---------- DATA TO EXAMINE ----------

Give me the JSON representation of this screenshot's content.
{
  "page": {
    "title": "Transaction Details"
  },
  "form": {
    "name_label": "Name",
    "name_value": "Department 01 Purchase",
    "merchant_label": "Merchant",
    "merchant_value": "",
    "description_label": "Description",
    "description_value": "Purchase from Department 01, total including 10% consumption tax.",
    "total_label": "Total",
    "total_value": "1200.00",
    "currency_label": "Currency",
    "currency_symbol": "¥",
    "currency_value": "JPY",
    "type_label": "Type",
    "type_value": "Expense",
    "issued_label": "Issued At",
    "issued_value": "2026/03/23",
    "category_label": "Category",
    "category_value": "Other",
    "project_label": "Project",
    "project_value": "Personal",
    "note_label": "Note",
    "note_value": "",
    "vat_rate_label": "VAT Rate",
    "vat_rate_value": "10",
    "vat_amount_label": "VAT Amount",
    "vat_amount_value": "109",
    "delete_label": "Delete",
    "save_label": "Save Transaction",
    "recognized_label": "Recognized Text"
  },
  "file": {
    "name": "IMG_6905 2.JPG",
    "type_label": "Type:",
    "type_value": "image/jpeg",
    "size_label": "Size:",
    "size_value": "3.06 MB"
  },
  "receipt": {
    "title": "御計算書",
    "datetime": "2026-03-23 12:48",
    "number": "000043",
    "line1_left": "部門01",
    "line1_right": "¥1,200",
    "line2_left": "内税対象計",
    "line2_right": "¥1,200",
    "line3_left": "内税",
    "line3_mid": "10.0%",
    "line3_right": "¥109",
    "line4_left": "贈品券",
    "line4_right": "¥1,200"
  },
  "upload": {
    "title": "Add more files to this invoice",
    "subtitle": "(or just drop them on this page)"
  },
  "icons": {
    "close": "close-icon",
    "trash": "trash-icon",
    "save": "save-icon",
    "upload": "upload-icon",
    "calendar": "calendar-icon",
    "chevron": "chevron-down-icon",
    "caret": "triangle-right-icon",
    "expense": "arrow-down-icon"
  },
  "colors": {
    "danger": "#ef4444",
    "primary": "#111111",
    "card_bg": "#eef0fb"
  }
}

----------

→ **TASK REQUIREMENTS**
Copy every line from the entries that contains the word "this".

→ **WRITTEN SOLUTION**
Give me the JSON representation of this screenshot's content.
    "title": "Add more files to this invoice",
    "subtitle": "(or just drop them on this page)"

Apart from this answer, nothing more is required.